   Among the varitety of other interesting plants currently in bloom are two trees: the striking Metrosideros kermadecensis ‘Radiant’, with a brilliant display of beautiful red bristly flowers, and the Vitex-lucens (Puriri), a large tree that produces unusual pink bell-shaped flowers under its leaves.

Hebe 'Wiri Spears'
Hebe 'Wiri Spears'
Hebe pubescens

Hebe pubescens

Metrosideros kermadecensis ‘Radiant’

Metrosideros kermadecensis ‘Radiant’

Vitex-lucens (Puriri)

Vitex-lucens (Puriri)

Australian Garden
   A stroll through the Australian Gardens is always a feast for the senses. There is a wide variety of banksias and grevilleas in bloom of every form and hue. Both are great favorites of the hummingbirds that zip around the garden. Two current examples are the Banksia victoriae (Wooly Orange Banksia) and Grevillea ‘Sylvia'.
   This summer also offers variety of other plants of interest, among those currently in bloom are the Correa ‘Strawberries and Cream’, one of the many attractive correas in the garden, and Beaufortia sparsa (Swamp Bottlebrush), a showy shrub with orange-red bottle-brush flowers. Also on display are the brilliant red blooms of the Corymbia ficifolia (see banner above), an ornamental tree in the eucalyptus family. 

Banksia victoriae (Wooly Orange Banksia)

Banksia victoriae (Wooly Orange Banksia)

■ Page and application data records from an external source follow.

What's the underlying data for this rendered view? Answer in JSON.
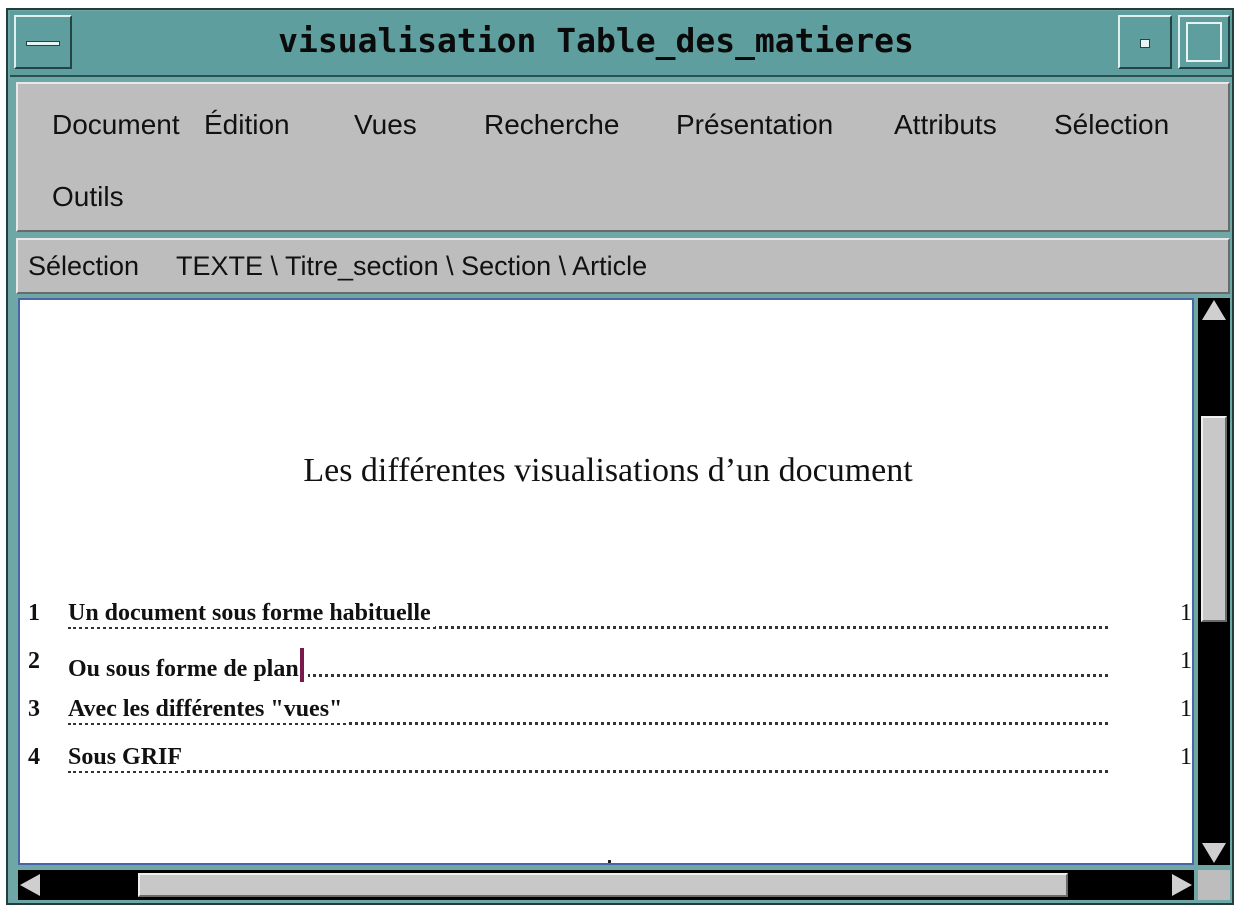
{
  "window": {
    "title": "visualisation  Table_des_matieres",
    "menu_button_icon": "window-menu-icon",
    "minimize_icon": "minimize-icon",
    "maximize_icon": "maximize-icon"
  },
  "menubar": {
    "items": [
      {
        "label": "Document"
      },
      {
        "label": "Édition"
      },
      {
        "label": "Vues"
      },
      {
        "label": "Recherche"
      },
      {
        "label": "Présentation"
      },
      {
        "label": "Attributs"
      },
      {
        "label": "Sélection"
      },
      {
        "label": "Outils"
      }
    ]
  },
  "selection_bar": {
    "label": "Sélection",
    "path": "TEXTE \\ Titre_section \\ Section \\ Article"
  },
  "document": {
    "title": "Les différentes visualisations d’un document",
    "toc": [
      {
        "num": "1",
        "text": "Un document sous forme habituelle",
        "page": "1"
      },
      {
        "num": "2",
        "text": "Ou sous forme de plan",
        "page": "1"
      },
      {
        "num": "3",
        "text": "Avec les différentes \"vues\"",
        "page": "1"
      },
      {
        "num": "4",
        "text": "Sous GRIF",
        "page": "1"
      }
    ]
  },
  "colors": {
    "titlebar": "#5f9e9e",
    "chrome": "#bdbdbd",
    "caret": "#7a1a4a",
    "doc_border": "#4a64a8"
  }
}
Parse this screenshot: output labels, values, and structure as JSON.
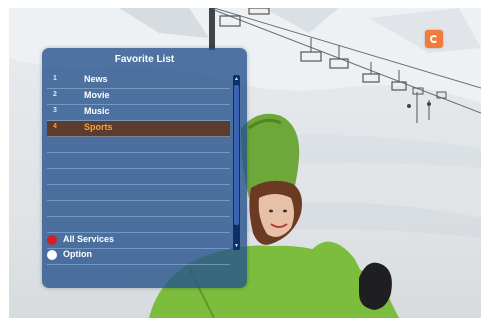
{
  "panel": {
    "title": "Favorite List",
    "items": [
      {
        "number": "1",
        "label": "News"
      },
      {
        "number": "2",
        "label": "Movie"
      },
      {
        "number": "3",
        "label": "Music"
      },
      {
        "number": "4",
        "label": "Sports",
        "selected": true
      }
    ]
  },
  "legend": [
    {
      "label": "All Services",
      "color": "#d21f1f"
    },
    {
      "label": "Option",
      "color": "#ffffff"
    }
  ],
  "colors": {
    "panel_bg": "#26528c",
    "selected_row": "#5b3c2f",
    "selected_text": "#f3a33a",
    "channel_logo": "#f27a3a"
  },
  "icons": {
    "channel_logo": "channel-logo-icon",
    "legend_red": "red-button-icon",
    "legend_white": "white-button-icon"
  }
}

Grevillea ‘Sylvia'
Grevillea ‘Sylvia'
Correa ‘Strawberries and Cream’
Correa ‘Strawberries and Cream’
Beaufortia sparsa (Swamp Bottlebrush)

Beaufortia sparsa (Swamp Bottlebrush)

Learn about banksias from Melinda Kralj, Australian Garden curator, and the Outback Howlers.

Aroma & Succulent Gardens
   The Aroma Garden contains salvias of all shapes and sizes, lavenders, oreganos, thymes, and many other drought-tolerant perennials and shrubs can be seen. You will see many plants that produce their aroma from their flowers, and many which produce their aroma from their leaves.
   A wide variety of salvias are currently in bloom this month. Among them are Salvia microphylla ‘Mesa Azure’, with attractive light purple flowers, and Salvia microphylla 'UCB' (Little Leaf Sage), that displays pretty pink blooms. Other plants of interest include the Pelargonium ‘Lemon Kiss’ (Lemon Scented Geranium), that has aromatic lemon-perfumed foliage, and Backhousia citriodora (Lemon Scented Myrtle), that produces large clusters of creamy-white flowers.

Salvia microphylla ‘Mesa Azure’

Salvia microphylla ‘Mesa Azure’

Salvia microphylla 'UCB' (Little Leaf Sage)

Salvia microphylla 'UCB' (Little Leaf Sage)

Pelargonium ‘Lemon Kiss’ (Lemon Scented Geranium)

Pelargonium ‘Lemon Kiss’ (Lemon Scented Geranium)

Backhousia citriodora (Lemon Scented Myrtle)

Backhousia citriodora (Lemon Scented Myrtle)